This marks the beginning of the end for respect of authority, in France, for the church, and for the family. For now the people decided that the power of the government lay in their hands and not in the auhority of God. What a good thing has been done with that authority, no? It is as if they were saying the authority to raise a family and to be parents is derived from the will of the children.

elena maria vidal said...

Some historians believe that the royal family were have supposed to have been murdered during this event, at least, that was the original plan of the instigators. Reading it again, I can come to no other conclusion. It was the courage and calmness of the king that kept the attackers from killing him, even when they approached him with an ax raised to strike.
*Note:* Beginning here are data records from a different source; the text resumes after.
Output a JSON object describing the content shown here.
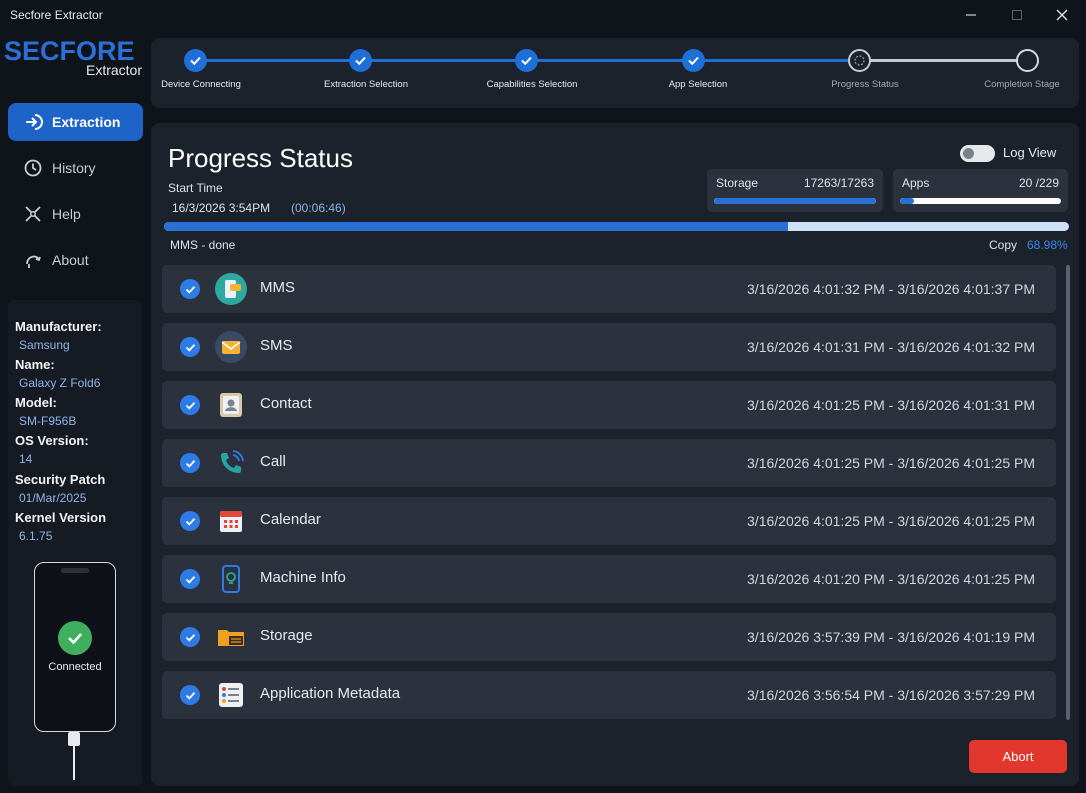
{
  "window": {
    "title": "Secfore Extractor"
  },
  "logo": {
    "main": "SECFORE",
    "sub": "Extractor"
  },
  "nav": [
    {
      "label": "Extraction",
      "icon": "extraction-icon",
      "active": true
    },
    {
      "label": "History",
      "icon": "history-icon",
      "active": false
    },
    {
      "label": "Help",
      "icon": "help-icon",
      "active": false
    },
    {
      "label": "About",
      "icon": "about-icon",
      "active": false
    }
  ],
  "device": {
    "manufacturer_label": "Manufacturer:",
    "manufacturer": "Samsung",
    "name_label": "Name:",
    "name": "Galaxy Z Fold6",
    "model_label": "Model:",
    "model": "SM-F956B",
    "os_label": "OS Version:",
    "os": "14",
    "patch_label": "Security Patch",
    "patch": "01/Mar/2025",
    "kernel_label": "Kernel Version",
    "kernel": "6.1.75",
    "status": "Connected"
  },
  "steps": [
    {
      "label": "Device Connecting",
      "state": "done"
    },
    {
      "label": "Extraction Selection",
      "state": "done"
    },
    {
      "label": "Capabilities Selection",
      "state": "done"
    },
    {
      "label": "App Selection",
      "state": "done"
    },
    {
      "label": "Progress Status",
      "state": "current"
    },
    {
      "label": "Completion Stage",
      "state": "pending"
    }
  ],
  "progress": {
    "title": "Progress Status",
    "start_label": "Start Time",
    "start_value": "16/3/2026 3:54PM",
    "elapsed": "(00:06:46)",
    "log_view_label": "Log View",
    "log_view_on": false,
    "storage": {
      "label": "Storage",
      "value": "17263/17263",
      "fraction": 1.0
    },
    "apps": {
      "label": "Apps",
      "value": "20 /229",
      "fraction": 0.087
    },
    "overall_fraction": 0.6898,
    "status_text": "MMS - done",
    "copy_label": "Copy",
    "copy_percent": "68.98%"
  },
  "items": [
    {
      "name": "MMS",
      "icon": "mms-icon",
      "time": "3/16/2026 4:01:32 PM - 3/16/2026 4:01:37 PM"
    },
    {
      "name": "SMS",
      "icon": "sms-icon",
      "time": "3/16/2026 4:01:31 PM - 3/16/2026 4:01:32 PM"
    },
    {
      "name": "Contact",
      "icon": "contact-icon",
      "time": "3/16/2026 4:01:25 PM - 3/16/2026 4:01:31 PM"
    },
    {
      "name": "Call",
      "icon": "call-icon",
      "time": "3/16/2026 4:01:25 PM - 3/16/2026 4:01:25 PM"
    },
    {
      "name": "Calendar",
      "icon": "calendar-icon",
      "time": "3/16/2026 4:01:25 PM - 3/16/2026 4:01:25 PM"
    },
    {
      "name": "Machine Info",
      "icon": "machine-info-icon",
      "time": "3/16/2026 4:01:20 PM - 3/16/2026 4:01:25 PM"
    },
    {
      "name": "Storage",
      "icon": "storage-folder-icon",
      "time": "3/16/2026 3:57:39 PM - 3/16/2026 4:01:19 PM"
    },
    {
      "name": "Application Metadata",
      "icon": "app-metadata-icon",
      "time": "3/16/2026 3:56:54 PM - 3/16/2026 3:57:29 PM"
    }
  ],
  "actions": {
    "abort_label": "Abort"
  },
  "colors": {
    "accent": "#1f6fd9",
    "abort": "#e2372c",
    "success": "#3fae5f"
  }
}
The courage of the queen likewise seemed to keep the mob at bay.

Anonymous said...

It always makes me sad to read what atrocities the poor Royals had to endure; nevertheless, they followed in The Master's footsteps and can be indeed invoked as martyrs for our Holy Faith.

What a joy it will be for our future children to see these Royal Martyrs raised to the Altar.

Thank you for posting all of what you do; you do a great service for many who just don't know, through no fault of their own.

PAX

alaulghland said...

In spite all their shouts for Liberty, they ended up with less after the revolutionary government took control. More blood shed was caused by them than anything the monarchy had perpetrated...and.then Napolean came along and single handedly decimated the male population of France.

Anonymous said...

i have this portrait in blck and white engraved by C.H.SHARPE can anyone tell me how much is worth. art london 1884